DIRECTIONS —
Each line of the material should be output exactly as shown.

RECORDS SUPPLIED —
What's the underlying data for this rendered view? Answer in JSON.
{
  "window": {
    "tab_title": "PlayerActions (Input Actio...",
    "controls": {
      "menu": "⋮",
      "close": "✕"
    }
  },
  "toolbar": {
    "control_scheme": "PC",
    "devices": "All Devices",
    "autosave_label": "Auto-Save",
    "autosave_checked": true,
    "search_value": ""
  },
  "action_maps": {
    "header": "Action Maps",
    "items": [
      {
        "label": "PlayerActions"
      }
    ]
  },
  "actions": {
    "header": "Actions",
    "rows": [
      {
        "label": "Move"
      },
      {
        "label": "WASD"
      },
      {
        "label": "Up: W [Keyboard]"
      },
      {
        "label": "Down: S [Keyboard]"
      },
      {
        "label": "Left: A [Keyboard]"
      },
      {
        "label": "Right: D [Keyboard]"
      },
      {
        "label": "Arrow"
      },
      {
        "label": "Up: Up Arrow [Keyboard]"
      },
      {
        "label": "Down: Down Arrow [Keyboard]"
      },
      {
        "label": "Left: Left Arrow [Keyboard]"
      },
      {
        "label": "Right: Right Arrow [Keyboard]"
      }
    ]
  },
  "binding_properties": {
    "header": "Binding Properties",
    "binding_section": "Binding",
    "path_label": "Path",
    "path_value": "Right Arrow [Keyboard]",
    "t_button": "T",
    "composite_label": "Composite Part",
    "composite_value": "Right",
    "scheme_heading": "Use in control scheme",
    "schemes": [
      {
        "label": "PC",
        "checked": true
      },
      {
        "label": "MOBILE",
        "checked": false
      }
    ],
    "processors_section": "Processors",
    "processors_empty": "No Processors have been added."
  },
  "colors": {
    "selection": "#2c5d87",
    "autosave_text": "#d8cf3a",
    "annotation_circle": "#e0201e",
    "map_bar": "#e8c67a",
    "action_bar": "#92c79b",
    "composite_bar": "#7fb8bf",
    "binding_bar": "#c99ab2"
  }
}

EXERCISE RESPONSE —
What's the underlying data for this rendered view? Answer in JSON.
{
  "window": {
    "tab_title": "PlayerActions (Input Actio...",
    "controls": {
      "menu": "⋮",
      "close": "✕"
    }
  },
  "toolbar": {
    "control_scheme": "PC",
    "devices": "All Devices",
    "autosave_label": "Auto-Save",
    "autosave_checked": true,
    "search_value": ""
  },
  "action_maps": {
    "header": "Action Maps",
    "items": [
      {
        "label": "PlayerActions"
      }
    ]
  },
  "actions": {
    "header": "Actions",
    "rows": [
      {
        "label": "Move"
      },
      {
        "label": "WASD"
      },
      {
        "label": "Up: W [Keyboard]"
      },
      {
        "label": "Down: S [Keyboard]"
      },
      {
        "label": "Left: A [Keyboard]"
      },
      {
        "label": "Right: D [Keyboard]"
      },
      {
        "label": "Arrow"
      },
      {
        "label": "Up: Up Arrow [Keyboard]"
      },
      {
        "label": "Down: Down Arrow [Keyboard]"
      },
      {
        "label": "Left: Left Arrow [Keyboard]"
      },
      {
        "label": "Right: Right Arrow [Keyboard]"
      }
    ]
  },
  "binding_properties": {
    "header": "Binding Properties",
    "binding_section": "Binding",
    "path_label": "Path",
    "path_value": "Right Arrow [Keyboard]",
    "t_button": "T",
    "composite_label": "Composite Part",
    "composite_value": "Right",
    "scheme_heading": "Use in control scheme",
    "schemes": [
      {
        "label": "PC",
        "checked": true
      },
      {
        "label": "MOBILE",
        "checked": false
      }
    ],
    "processors_section": "Processors",
    "processors_empty": "No Processors have been added."
  },
  "colors": {
    "selection": "#2c5d87",
    "autosave_text": "#d8cf3a",
    "annotation_circle": "#e0201e",
    "map_bar": "#e8c67a",
    "action_bar": "#92c79b",
    "composite_bar": "#7fb8bf",
    "binding_bar": "#c99ab2"
  }
}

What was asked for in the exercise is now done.